First, you need to make the Apache webserver in XAMPP run using your own user account. This gives it access rights to everything you yourself can access, and is needed because WordPress (rather unnecessarily and annoyingly) does a file owner check as well as a permissions check when deciding if it can write files to a folder.
Open XAMPP’s Application Manager window, select Apache Web Server, and click the Configure button. When the dialogue opens, select the Open Conf File button. This will open the Apache httpd.conf file in TextEdit or whatever your default editor is. You’ll have to accept a warning that XAMPP shows before the file will open.
In the editor, look for this block of code:
<IfModule unixd_module> # # If you wish httpd to run as a different user or group, you must run # httpd as root initially and it will switch. # # User/Group: The name (or #number) of the user/group to run httpd as. # It is usually good practice to create a dedicated user and group for # running httpd, as with most system services. # User daemon Group daemon </IfModule>
Where it says User daemon, change daemon to your own username (e.g. john).
Where it says Group daemon, change daemon to staff.

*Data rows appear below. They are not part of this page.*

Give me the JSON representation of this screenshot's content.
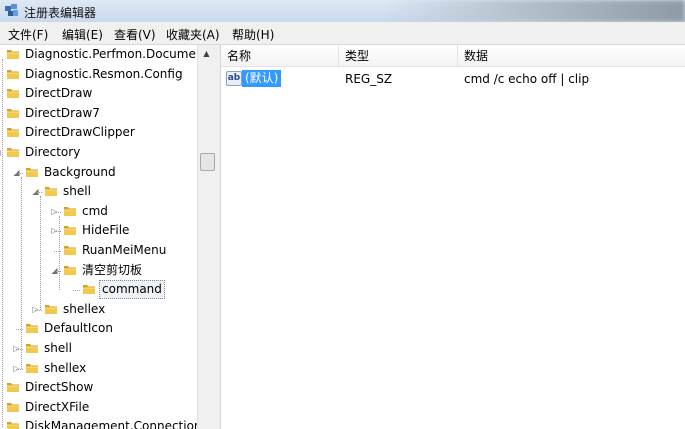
{
  "window": {
    "title": "注册表编辑器"
  },
  "menu": [
    {
      "label": "文件(F)"
    },
    {
      "label": "编辑(E)"
    },
    {
      "label": "查看(V)"
    },
    {
      "label": "收藏夹(A)"
    },
    {
      "label": "帮助(H)"
    }
  ],
  "tree": {
    "items": [
      {
        "label": "Diagnostic.Perfmon.Document",
        "depth": 0,
        "expander": ""
      },
      {
        "label": "Diagnostic.Resmon.Config",
        "depth": 0,
        "expander": ""
      },
      {
        "label": "DirectDraw",
        "depth": 0,
        "expander": ""
      },
      {
        "label": "DirectDraw7",
        "depth": 0,
        "expander": ""
      },
      {
        "label": "DirectDrawClipper",
        "depth": 0,
        "expander": ""
      },
      {
        "label": "Directory",
        "depth": 0,
        "expander": "expanded"
      },
      {
        "label": "Background",
        "depth": 1,
        "expander": "expanded"
      },
      {
        "label": "shell",
        "depth": 2,
        "expander": "expanded"
      },
      {
        "label": "cmd",
        "depth": 3,
        "expander": "collapsed"
      },
      {
        "label": "HideFile",
        "depth": 3,
        "expander": "collapsed"
      },
      {
        "label": "RuanMeiMenu",
        "depth": 3,
        "expander": ""
      },
      {
        "label": "清空剪切板",
        "depth": 3,
        "expander": "expanded"
      },
      {
        "label": "command",
        "depth": 4,
        "expander": "",
        "selected": true
      },
      {
        "label": "shellex",
        "depth": 2,
        "expander": "collapsed"
      },
      {
        "label": "DefaultIcon",
        "depth": 1,
        "expander": ""
      },
      {
        "label": "shell",
        "depth": 1,
        "expander": "collapsed"
      },
      {
        "label": "shellex",
        "depth": 1,
        "expander": "collapsed"
      },
      {
        "label": "DirectShow",
        "depth": 0,
        "expander": ""
      },
      {
        "label": "DirectXFile",
        "depth": 0,
        "expander": ""
      },
      {
        "label": "DiskManagement.Connection",
        "depth": 0,
        "expander": ""
      }
    ]
  },
  "values": {
    "columns": {
      "name": "名称",
      "type": "类型",
      "data": "数据"
    },
    "rows": [
      {
        "icon": "ab",
        "name": "(默认)",
        "type": "REG_SZ",
        "data": "cmd /c echo off | clip"
      }
    ]
  },
  "colors": {
    "selection": "#3399ff",
    "folder": "#e8b830",
    "titlebar": "#c9d9ee"
  }
}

Save and close the editor, then click OK in the XAMPP dialog box that opened, then restart Apache.
The above tweak may solve the problem, but not always. It’s best to adopt a “belt and braces” approach and change the permissions of your htdocs folder as well.
Open a terminal window and enter the following, to ensure that your htdocs folder is owned by your user account (change john to whatever your username is!). You’ll need to enter your password when prompted.
sudo chown -R john:staff /Applications/XAMPP/htdocs/
Now enter the following, to ensure your htdocs folder can be written to by any account:
sudo chmod -R 777 /Applications/XAMPP/htdocs/
Each of these commands may take a few seconds to run depending on how many folders and files there are in your htdocs folder.
NOTE: If you have moved your htdocs folder (easy to do by editing httpd.conf), replace the standard path with your path in the above commands. For example, my own htdocs folder is actually /Users/andy/Sites/ because that’s where I like it.
Now go back to XAMPP’s Application Manager and restart Apache again.
By now you should be good to go, but there are a couple of PHP settings that will help your local WordPress sites perform better, so let’s sort them out now.
XAMPP’s php.ini file is located at /Applications/XAMPP/xamppfiles/etc/php.ini – so open this with your favourite code editor (I used BBEdit on this occasion).
Find the line that looks like this:
and change the 30 to 60.
Now find the line that looks like this:
and change the 128M to 256M. Don’t forget the M.
Now save and close the file, go back to XAMPP’s Application Manager, and restart Apache.
That’s it – your XAMPP installation should now play happily with WordPress.
Needless to say, don’t follow any of these tips on a web server that is serving to the public. These tips are intended only for private localhost development work behind a firewall and would leave a live server wide open to attack.